Nope. There is no list. There is no “best way” to do things.
If there was a secret formula out there, a professional course on juggling so we can be awesome at everything we do, I’m sure we all would have taken it by now.
While there are plenty of habits you can replace or methods you can follow to make things a bit easier, there is no one-size-fits-all answer. But there is a mindset that everyone should adopt to stay sane—and maybe rack up a few more points in the win column.
Instead of three handy tips, let’s just talk about two words: Focus and Intentionality.
Being good at what you do starts with a strong mind.
It is too easy for a mom’s brain to be all over the place. When your mental load is so heavy, it is nearly impossible to focus—unless you’ve practiced the skill.
You may have heard the saying, “Men are like waffles, and women are like spaghetti.” For women, it’s a gift and a curse that everything intersects. While at the office (and home), we have to work very hard to keep the many strands of life from tangling.
If you feel scattered or out of balance, it’s probably time to start channeling waffle-energy. When we focus on the moment—the people, situations, and objects immediately before us—we reduce our distractions and stress-causing thoughts. We get more out of our time and feel better about it, too.
Develop your practice of staying present by creating a system to catch intruding thoughts and store them for later. I always keep a notebook nearby. Whenever something important but unrelated invades my mental space, I write it down and let it go. You might try a voice recording app, reminders, or a whiteboard. Use whatever works for you.
It’s really hard to be fully present. Just ask a Buddhist monk: they spend their whole lives working at it full-time. If you find yourself thinking of the new product launch while you’re playing with your kid, or remembering errands while you’re developing your sales strategy, just jot down those thoughts and get back to it. Be kind and patient with yourself in the process!
Because our lives are so cluttered, we also have to be ruthlessly intentional about what we use each moment for.
We all read a million articles about self-care. I don’t disagree with them. But not everything that people call “self-care” is really self-care—nourishing, revitalizing, essential. A lot of it is just plain ole life clutter.
A year ago, I’d had enough of Facebook, so I left. As my work commitments have increased, I am incredibly grateful that I cut that time-sucking habit out of my life. If I hadn’t, I’d be wasting time checking for likes instead of meal prepping for the week.
It’s now a practice of mine to evaluate every area in my life and ask, “Is this profitable for my health, my family’s well being, or reaching my goals?”
A lot of things that are not inherently bad—like Instagram, sleeping in, or painting my nails—can be cut, either for life or temporarily. I’m not perfect; I make plenty of less-than-stellar decisions. But now, at least, I’ve developed a sensitivity to the choices I make.

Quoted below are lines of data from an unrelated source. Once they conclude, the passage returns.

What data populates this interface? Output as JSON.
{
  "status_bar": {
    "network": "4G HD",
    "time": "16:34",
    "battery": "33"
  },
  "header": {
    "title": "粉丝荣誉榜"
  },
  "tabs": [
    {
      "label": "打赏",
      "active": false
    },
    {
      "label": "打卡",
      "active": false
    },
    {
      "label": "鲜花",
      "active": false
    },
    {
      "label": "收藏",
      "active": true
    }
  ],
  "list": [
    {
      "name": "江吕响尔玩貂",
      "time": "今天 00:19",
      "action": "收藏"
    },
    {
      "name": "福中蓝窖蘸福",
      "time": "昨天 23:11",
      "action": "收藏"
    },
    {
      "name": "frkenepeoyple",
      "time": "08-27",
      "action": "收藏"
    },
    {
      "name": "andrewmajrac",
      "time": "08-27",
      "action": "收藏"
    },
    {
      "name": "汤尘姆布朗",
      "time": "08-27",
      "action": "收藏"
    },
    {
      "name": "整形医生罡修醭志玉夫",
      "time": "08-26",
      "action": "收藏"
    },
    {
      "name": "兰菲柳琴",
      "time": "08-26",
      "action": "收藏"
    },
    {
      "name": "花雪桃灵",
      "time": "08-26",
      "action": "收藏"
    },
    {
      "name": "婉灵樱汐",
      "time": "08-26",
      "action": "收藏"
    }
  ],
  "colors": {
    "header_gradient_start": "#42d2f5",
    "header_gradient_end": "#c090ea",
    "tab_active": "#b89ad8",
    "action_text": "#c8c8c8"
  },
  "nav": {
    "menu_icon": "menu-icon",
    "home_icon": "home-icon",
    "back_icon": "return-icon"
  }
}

Evaluate your own life through the lens of intentionality. What are a few things you could cut and the world wouldn’t end? Entertainment and social media are the obvious places to start.
Start slow, cut two or three things. Maybe pass some of your responsibilities to your partner, family member, or friend.
Then, choose to add or expand one or two things that are more profitable or life-giving—the workout you didn’t have time for, thirty extra minutes of thoughtfully replying to emails, writing an encouraging note to a friend. Watch as little moments of intentionality make your life more well-rounded, profitable, and vital
There is no way around your day-to-day stress.
Your responsibilities as a parent, professional, spouse, and humanitarian are going to make you very busy, and you will often feel overwhelmed. These are the facts of life.
But if you can take an honest look at your everyday choices—whether they are focused or wandering, intentional or indulgent—you will find you actually have more room for good things.
Good doesn’t mean easy. Doing the hard, unfamiliar things is ultimately what allow us to live more simply, with more connection and less stress.